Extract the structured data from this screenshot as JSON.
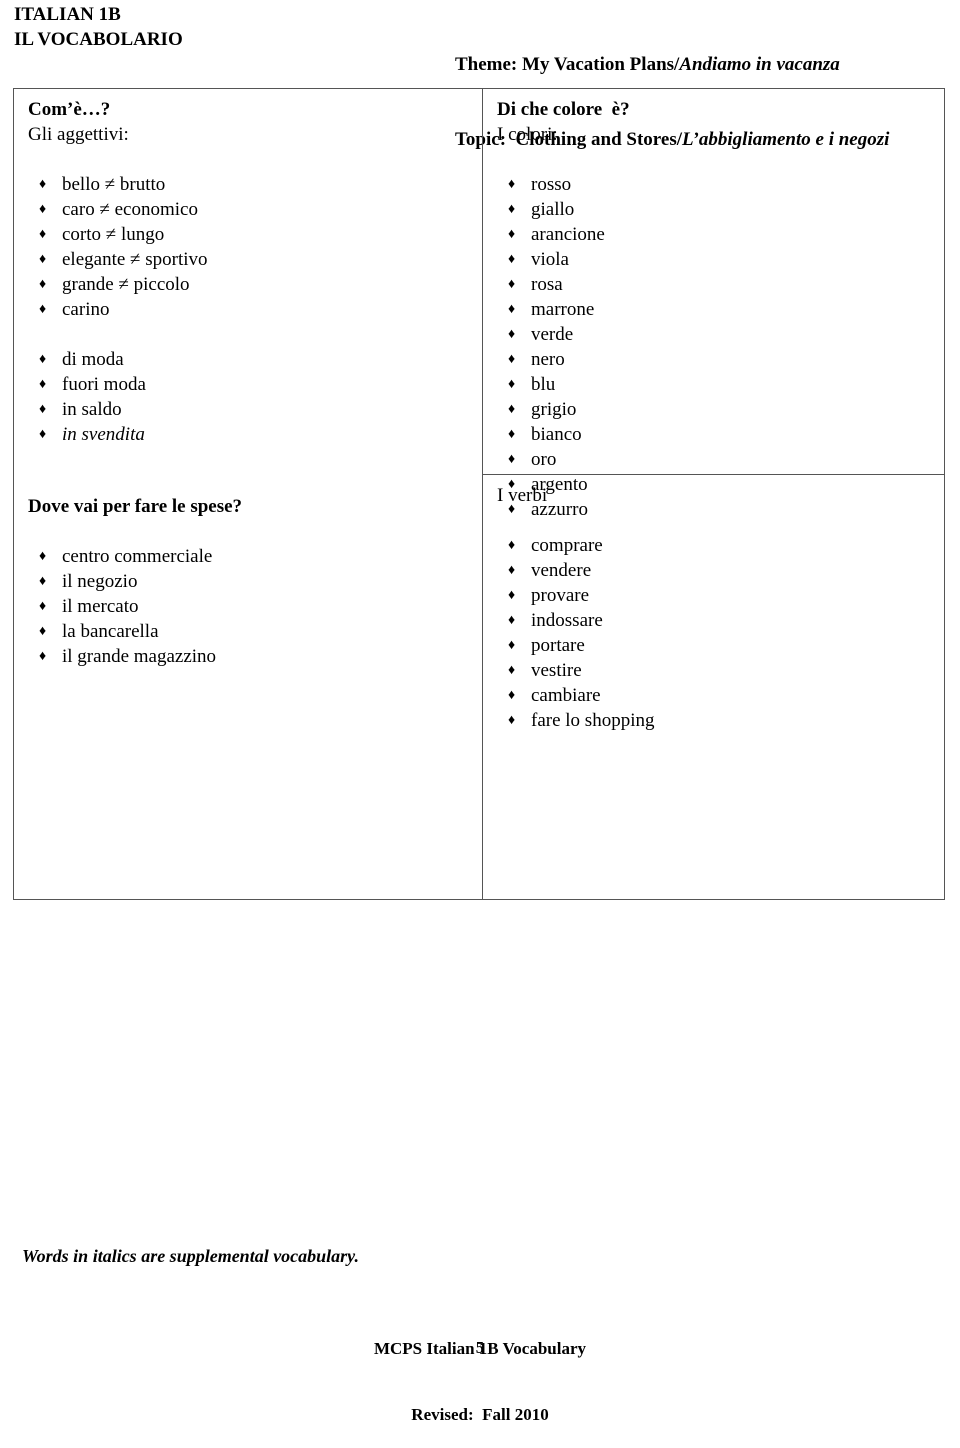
{
  "header": {
    "course": "ITALIAN 1B",
    "section": "IL VOCABOLARIO",
    "theme_label": "Theme: My Vacation Plans/",
    "theme_italic": "Andiamo in vacanza",
    "topic_label": "Topic:  Clothing and Stores/",
    "topic_italic": "L’abbigliamento e i negozi"
  },
  "adjectives": {
    "title": "Com’è…?",
    "subtitle": "Gli aggettivi:",
    "group1": [
      {
        "text": "bello ≠ brutto",
        "supplemental": false
      },
      {
        "text": "caro ≠ economico",
        "supplemental": false
      },
      {
        "text": "corto ≠ lungo",
        "supplemental": false
      },
      {
        "text": "elegante ≠ sportivo",
        "supplemental": false
      },
      {
        "text": "grande ≠ piccolo",
        "supplemental": false
      },
      {
        "text": "carino",
        "supplemental": false
      }
    ],
    "group2": [
      {
        "text": "di moda",
        "supplemental": false
      },
      {
        "text": "fuori moda",
        "supplemental": false
      },
      {
        "text": "in saldo",
        "supplemental": false
      },
      {
        "text": "in svendita",
        "supplemental": true
      }
    ]
  },
  "stores": {
    "title": "Dove vai per fare le spese?",
    "items": [
      {
        "text": "centro commerciale",
        "supplemental": false
      },
      {
        "text": "il negozio",
        "supplemental": false
      },
      {
        "text": "il mercato",
        "supplemental": false
      },
      {
        "text": "la bancarella",
        "supplemental": false
      },
      {
        "text": "il grande magazzino",
        "supplemental": false
      }
    ]
  },
  "colors": {
    "title": "Di che colore  è?",
    "subtitle": "I colori:",
    "items": [
      {
        "text": "rosso",
        "supplemental": false
      },
      {
        "text": "giallo",
        "supplemental": false
      },
      {
        "text": "arancione",
        "supplemental": false
      },
      {
        "text": "viola",
        "supplemental": false
      },
      {
        "text": "rosa",
        "supplemental": false
      },
      {
        "text": "marrone",
        "supplemental": false
      },
      {
        "text": "verde",
        "supplemental": false
      },
      {
        "text": "nero",
        "supplemental": false
      },
      {
        "text": "blu",
        "supplemental": false
      },
      {
        "text": "grigio",
        "supplemental": false
      },
      {
        "text": "bianco",
        "supplemental": false
      },
      {
        "text": "oro",
        "supplemental": false
      },
      {
        "text": "argento",
        "supplemental": false
      },
      {
        "text": "azzurro",
        "supplemental": false
      }
    ]
  },
  "verbs": {
    "title": "I verbi",
    "items": [
      {
        "text": "comprare",
        "supplemental": false
      },
      {
        "text": "vendere",
        "supplemental": false
      },
      {
        "text": "provare",
        "supplemental": false
      },
      {
        "text": "indossare",
        "supplemental": false
      },
      {
        "text": "portare",
        "supplemental": false
      },
      {
        "text": "vestire",
        "supplemental": false
      },
      {
        "text": "cambiare",
        "supplemental": false
      },
      {
        "text": "fare lo shopping",
        "supplemental": false
      }
    ]
  },
  "footer": {
    "italics_note": "Words in italics are supplemental vocabulary.",
    "source": "MCPS Italian 1B Vocabulary",
    "revision": "Revised:  Fall 2010",
    "page_number": "5"
  },
  "icons": {
    "bullet": "♦"
  }
}
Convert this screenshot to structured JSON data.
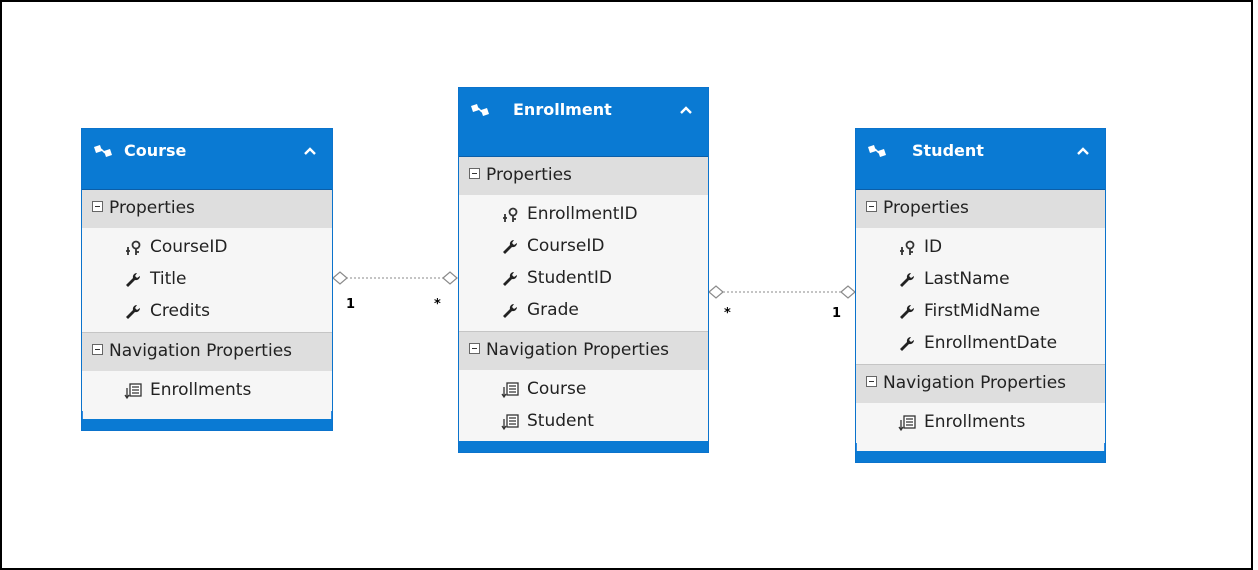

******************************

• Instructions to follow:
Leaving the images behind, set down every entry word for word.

• Exercise result:
Extract the structured data from this screenshot as JSON.
{
  "header": {
    "course": "ITALIAN 1B",
    "section": "IL VOCABOLARIO",
    "theme_label": "Theme: My Vacation Plans/",
    "theme_italic": "Andiamo in vacanza",
    "topic_label": "Topic:  Clothing and Stores/",
    "topic_italic": "L’abbigliamento e i negozi"
  },
  "adjectives": {
    "title": "Com’è…?",
    "subtitle": "Gli aggettivi:",
    "group1": [
      {
        "text": "bello ≠ brutto",
        "supplemental": false
      },
      {
        "text": "caro ≠ economico",
        "supplemental": false
      },
      {
        "text": "corto ≠ lungo",
        "supplemental": false
      },
      {
        "text": "elegante ≠ sportivo",
        "supplemental": false
      },
      {
        "text": "grande ≠ piccolo",
        "supplemental": false
      },
      {
        "text": "carino",
        "supplemental": false
      }
    ],
    "group2": [
      {
        "text": "di moda",
        "supplemental": false
      },
      {
        "text": "fuori moda",
        "supplemental": false
      },
      {
        "text": "in saldo",
        "supplemental": false
      },
      {
        "text": "in svendita",
        "supplemental": true
      }
    ]
  },
  "stores": {
    "title": "Dove vai per fare le spese?",
    "items": [
      {
        "text": "centro commerciale",
        "supplemental": false
      },
      {
        "text": "il negozio",
        "supplemental": false
      },
      {
        "text": "il mercato",
        "supplemental": false
      },
      {
        "text": "la bancarella",
        "supplemental": false
      },
      {
        "text": "il grande magazzino",
        "supplemental": false
      }
    ]
  },
  "colors": {
    "title": "Di che colore  è?",
    "subtitle": "I colori:",
    "items": [
      {
        "text": "rosso",
        "supplemental": false
      },
      {
        "text": "giallo",
        "supplemental": false
      },
      {
        "text": "arancione",
        "supplemental": false
      },
      {
        "text": "viola",
        "supplemental": false
      },
      {
        "text": "rosa",
        "supplemental": false
      },
      {
        "text": "marrone",
        "supplemental": false
      },
      {
        "text": "verde",
        "supplemental": false
      },
      {
        "text": "nero",
        "supplemental": false
      },
      {
        "text": "blu",
        "supplemental": false
      },
      {
        "text": "grigio",
        "supplemental": false
      },
      {
        "text": "bianco",
        "supplemental": false
      },
      {
        "text": "oro",
        "supplemental": false
      },
      {
        "text": "argento",
        "supplemental": false
      },
      {
        "text": "azzurro",
        "supplemental": false
      }
    ]
  },
  "verbs": {
    "title": "I verbi",
    "items": [
      {
        "text": "comprare",
        "supplemental": false
      },
      {
        "text": "vendere",
        "supplemental": false
      },
      {
        "text": "provare",
        "supplemental": false
      },
      {
        "text": "indossare",
        "supplemental": false
      },
      {
        "text": "portare",
        "supplemental": false
      },
      {
        "text": "vestire",
        "supplemental": false
      },
      {
        "text": "cambiare",
        "supplemental": false
      },
      {
        "text": "fare lo shopping",
        "supplemental": false
      }
    ]
  },
  "footer": {
    "italics_note": "Words in italics are supplemental vocabulary.",
    "source": "MCPS Italian 1B Vocabulary",
    "revision": "Revised:  Fall 2010",
    "page_number": "5"
  },
  "icons": {
    "bullet": "♦"
  }
}
Convert this screenshot to structured JSON data.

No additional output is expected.